Exercise objective: Across these entries, how many lines contain the word "What"? Answer with only the number.

━━━━━ Entries supplied

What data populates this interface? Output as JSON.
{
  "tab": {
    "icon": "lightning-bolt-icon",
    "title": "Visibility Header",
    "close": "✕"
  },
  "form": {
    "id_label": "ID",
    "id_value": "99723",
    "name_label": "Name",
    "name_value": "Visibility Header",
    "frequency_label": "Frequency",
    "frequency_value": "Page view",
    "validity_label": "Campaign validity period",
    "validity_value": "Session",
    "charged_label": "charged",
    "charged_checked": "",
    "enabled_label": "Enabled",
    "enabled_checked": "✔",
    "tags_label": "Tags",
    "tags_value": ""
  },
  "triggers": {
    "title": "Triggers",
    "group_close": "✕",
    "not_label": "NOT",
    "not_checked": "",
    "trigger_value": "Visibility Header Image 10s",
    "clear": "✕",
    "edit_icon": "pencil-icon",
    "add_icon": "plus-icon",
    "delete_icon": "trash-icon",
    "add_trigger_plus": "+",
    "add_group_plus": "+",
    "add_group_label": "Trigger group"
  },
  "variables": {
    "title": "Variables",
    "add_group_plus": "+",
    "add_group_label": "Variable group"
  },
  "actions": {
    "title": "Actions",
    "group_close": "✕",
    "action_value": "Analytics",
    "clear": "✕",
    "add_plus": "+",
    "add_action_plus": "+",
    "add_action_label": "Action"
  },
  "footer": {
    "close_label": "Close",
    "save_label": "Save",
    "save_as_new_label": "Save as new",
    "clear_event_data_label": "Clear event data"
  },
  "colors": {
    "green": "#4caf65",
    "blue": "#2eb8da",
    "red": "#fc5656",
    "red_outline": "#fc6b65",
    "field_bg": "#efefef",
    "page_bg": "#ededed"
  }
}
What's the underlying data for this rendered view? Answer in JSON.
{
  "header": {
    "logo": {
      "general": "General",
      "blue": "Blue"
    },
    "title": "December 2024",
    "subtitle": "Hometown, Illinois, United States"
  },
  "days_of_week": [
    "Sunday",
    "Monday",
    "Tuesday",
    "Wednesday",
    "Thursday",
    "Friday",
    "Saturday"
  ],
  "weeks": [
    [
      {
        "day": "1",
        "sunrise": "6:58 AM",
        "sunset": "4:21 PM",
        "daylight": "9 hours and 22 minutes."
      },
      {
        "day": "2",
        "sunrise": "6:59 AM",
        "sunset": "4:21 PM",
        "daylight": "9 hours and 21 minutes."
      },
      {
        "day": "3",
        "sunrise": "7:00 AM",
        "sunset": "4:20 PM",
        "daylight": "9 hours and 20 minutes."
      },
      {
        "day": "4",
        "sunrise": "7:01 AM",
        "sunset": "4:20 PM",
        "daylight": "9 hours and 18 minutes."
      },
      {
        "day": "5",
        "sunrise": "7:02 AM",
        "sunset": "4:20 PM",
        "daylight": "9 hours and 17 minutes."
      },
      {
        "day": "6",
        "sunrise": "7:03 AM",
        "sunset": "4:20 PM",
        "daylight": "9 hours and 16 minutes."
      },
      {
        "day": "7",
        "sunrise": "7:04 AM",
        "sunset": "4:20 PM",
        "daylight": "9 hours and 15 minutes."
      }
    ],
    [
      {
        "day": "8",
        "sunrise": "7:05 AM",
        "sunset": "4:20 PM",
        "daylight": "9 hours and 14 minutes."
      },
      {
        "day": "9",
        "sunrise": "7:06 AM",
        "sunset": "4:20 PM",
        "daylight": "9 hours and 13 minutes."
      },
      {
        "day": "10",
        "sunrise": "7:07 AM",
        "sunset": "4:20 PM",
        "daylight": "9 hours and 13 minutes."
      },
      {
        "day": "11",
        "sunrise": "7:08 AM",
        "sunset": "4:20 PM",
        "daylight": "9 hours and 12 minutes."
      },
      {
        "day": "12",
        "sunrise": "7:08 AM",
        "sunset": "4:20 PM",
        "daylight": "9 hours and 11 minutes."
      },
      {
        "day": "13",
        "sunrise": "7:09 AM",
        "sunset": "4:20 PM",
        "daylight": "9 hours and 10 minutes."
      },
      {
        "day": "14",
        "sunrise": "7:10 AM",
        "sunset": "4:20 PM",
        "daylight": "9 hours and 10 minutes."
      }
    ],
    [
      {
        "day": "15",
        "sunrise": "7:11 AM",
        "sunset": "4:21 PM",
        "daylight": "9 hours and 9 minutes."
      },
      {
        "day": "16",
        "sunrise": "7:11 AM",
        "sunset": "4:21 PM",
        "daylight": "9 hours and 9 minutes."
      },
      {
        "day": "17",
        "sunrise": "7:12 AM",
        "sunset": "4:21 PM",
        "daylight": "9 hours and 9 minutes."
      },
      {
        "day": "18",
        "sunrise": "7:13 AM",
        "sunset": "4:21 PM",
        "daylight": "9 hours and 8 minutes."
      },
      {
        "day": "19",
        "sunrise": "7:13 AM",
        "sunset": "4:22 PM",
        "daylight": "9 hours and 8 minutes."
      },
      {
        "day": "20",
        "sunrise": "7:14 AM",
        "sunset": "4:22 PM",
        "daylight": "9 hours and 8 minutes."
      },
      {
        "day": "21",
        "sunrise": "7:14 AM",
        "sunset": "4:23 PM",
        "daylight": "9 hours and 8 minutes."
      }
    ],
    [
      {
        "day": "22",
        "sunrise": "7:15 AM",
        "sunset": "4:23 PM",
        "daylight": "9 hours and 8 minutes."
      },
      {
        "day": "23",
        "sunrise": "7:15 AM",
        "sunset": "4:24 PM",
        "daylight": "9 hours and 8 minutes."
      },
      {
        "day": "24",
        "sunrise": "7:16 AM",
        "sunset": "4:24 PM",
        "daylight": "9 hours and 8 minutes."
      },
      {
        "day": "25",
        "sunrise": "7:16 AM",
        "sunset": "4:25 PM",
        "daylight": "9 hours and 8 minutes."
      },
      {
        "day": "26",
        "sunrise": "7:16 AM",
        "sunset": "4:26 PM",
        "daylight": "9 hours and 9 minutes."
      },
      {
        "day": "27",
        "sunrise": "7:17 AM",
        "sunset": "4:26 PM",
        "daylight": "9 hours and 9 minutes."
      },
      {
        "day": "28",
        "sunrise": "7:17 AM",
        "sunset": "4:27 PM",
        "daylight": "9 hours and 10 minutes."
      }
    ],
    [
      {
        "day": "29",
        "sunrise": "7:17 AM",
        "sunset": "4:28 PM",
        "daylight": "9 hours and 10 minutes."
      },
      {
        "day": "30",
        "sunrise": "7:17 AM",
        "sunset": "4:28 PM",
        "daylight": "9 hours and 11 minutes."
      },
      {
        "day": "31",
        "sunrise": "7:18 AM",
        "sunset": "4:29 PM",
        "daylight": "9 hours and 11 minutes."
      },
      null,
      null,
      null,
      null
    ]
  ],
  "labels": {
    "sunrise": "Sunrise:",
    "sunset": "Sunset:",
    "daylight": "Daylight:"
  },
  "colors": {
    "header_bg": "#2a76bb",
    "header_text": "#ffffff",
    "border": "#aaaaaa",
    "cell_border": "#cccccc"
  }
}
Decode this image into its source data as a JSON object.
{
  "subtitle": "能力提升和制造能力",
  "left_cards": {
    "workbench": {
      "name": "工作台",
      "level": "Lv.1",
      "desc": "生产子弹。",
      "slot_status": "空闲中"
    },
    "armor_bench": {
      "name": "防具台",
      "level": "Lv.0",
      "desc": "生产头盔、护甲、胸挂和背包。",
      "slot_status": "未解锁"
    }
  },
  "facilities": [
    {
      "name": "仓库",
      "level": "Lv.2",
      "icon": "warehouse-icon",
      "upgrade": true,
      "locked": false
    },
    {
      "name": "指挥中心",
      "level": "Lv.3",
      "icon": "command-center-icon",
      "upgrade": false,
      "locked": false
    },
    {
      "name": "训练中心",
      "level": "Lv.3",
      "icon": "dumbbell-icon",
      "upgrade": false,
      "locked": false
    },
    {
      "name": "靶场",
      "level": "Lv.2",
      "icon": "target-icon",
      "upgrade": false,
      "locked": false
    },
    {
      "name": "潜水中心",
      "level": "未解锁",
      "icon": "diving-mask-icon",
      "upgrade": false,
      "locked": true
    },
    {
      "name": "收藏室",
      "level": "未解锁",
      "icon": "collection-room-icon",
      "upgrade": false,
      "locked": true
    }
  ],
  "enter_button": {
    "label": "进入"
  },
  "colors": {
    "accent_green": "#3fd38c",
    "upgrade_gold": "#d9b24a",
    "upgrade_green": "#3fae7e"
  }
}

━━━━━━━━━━

Solved problem: 2